Now go to LENS CORRECTIONS In the basic tab of this section we can see Lens correction but we will tick it in the next section so you can see what it does. Whilst here however in the lower area you will see level/vertical and full. If this had been a building shot up close and it was leaning backwards, this makes a good job of fixing it. We will look into that at the end if there is time.
If we click the next TAB and now hit Profile corrections you will see it identifies the the LENS used for the shot and makes corrections for known distortions. Back in the BASIC tab we can correct chromatic aberration. This won't do much in this shot but its a box worth ticking as a routine.
Now lets look at a BEFORE and AFTER of this image.
Should I save this now. NO ! In Lightroom there is never any need to save.
I could probably have done these adjustment in about 2 minutes - if you are good, one minute will suffice.

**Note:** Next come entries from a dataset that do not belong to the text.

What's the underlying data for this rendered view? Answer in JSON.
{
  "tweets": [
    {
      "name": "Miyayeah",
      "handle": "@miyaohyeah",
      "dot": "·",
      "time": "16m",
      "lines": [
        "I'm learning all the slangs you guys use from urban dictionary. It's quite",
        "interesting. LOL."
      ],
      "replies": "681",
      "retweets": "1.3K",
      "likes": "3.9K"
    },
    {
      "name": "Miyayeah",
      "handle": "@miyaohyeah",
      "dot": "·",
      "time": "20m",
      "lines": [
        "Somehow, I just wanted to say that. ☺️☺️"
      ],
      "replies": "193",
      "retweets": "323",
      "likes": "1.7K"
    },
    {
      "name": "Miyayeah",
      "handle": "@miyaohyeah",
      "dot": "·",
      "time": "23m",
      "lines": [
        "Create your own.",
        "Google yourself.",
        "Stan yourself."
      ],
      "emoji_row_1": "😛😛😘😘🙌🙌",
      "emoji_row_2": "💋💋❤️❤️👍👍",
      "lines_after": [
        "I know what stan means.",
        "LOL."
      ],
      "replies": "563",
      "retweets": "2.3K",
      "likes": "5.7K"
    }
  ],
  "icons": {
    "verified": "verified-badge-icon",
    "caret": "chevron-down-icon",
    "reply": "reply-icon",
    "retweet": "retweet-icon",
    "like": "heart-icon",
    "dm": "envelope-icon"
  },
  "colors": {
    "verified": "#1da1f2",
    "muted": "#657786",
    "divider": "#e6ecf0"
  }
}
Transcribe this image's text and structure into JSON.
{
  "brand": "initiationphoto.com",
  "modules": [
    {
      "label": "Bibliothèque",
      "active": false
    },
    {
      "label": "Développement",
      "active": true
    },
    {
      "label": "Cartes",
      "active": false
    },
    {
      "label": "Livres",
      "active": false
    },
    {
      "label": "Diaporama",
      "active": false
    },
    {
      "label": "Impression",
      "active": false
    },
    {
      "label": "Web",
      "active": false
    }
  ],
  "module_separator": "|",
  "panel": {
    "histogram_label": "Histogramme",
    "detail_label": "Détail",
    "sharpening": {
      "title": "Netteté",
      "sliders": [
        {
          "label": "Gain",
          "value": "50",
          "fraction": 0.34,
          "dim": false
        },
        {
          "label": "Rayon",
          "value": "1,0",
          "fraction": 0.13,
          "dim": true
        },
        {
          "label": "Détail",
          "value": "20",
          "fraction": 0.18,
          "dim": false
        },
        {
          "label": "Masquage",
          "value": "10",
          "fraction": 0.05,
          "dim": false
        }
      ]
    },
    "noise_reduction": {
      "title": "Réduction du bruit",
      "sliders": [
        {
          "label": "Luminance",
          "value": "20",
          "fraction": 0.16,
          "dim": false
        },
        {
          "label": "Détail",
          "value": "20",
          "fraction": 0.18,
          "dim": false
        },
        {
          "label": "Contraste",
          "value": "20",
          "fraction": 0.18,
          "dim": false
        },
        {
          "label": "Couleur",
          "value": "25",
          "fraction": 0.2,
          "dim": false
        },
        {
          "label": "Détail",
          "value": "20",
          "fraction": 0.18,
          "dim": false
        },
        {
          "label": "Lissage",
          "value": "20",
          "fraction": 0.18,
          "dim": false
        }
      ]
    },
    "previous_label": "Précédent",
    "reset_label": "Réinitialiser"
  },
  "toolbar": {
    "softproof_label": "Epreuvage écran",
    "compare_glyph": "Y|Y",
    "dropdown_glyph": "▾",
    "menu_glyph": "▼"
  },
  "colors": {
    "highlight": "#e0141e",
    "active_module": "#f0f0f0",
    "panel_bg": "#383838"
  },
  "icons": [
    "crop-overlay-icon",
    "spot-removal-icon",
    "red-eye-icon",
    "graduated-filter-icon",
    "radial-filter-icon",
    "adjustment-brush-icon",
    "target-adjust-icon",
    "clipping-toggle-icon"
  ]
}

Now for the magic. This was a sequence of shots and I like the look, so I want to apply this to the whole shoot. ( Remember the wedding we mentioned at the beginning )
Select the image you adjusted then shift click the last one. If you have any odd ones ( out of sequence ), click them while holding the CONTROL key. Now hit SYNC. LASER LIGHT
Remember I said earlier about image specific edits. Well if we had greened up that area of blown grass I could have stopped it being applied to the SYNC in this panel. Indeed it is unticked by default. Scan over this panel and sensibly CROP is also excluded. I do need to tick my Lens profile since the same lens was used during the shoot.
NOTE BIEN, spot removal is unticked and rightly so. However ! imagine you had a spot on your sensor. If you removed that, that spot should be in the same spot in all images. Maybe not the case if you are zooming in and out: not sure about that one. You can see where I am going though.
When I am happy I click the synchronise button and if you look at the filmstrip now, watch and see how fast it is.
That is the end but before we finish I will just skim over a few other features of Lightroom. In this short talk we have skimmed the surface.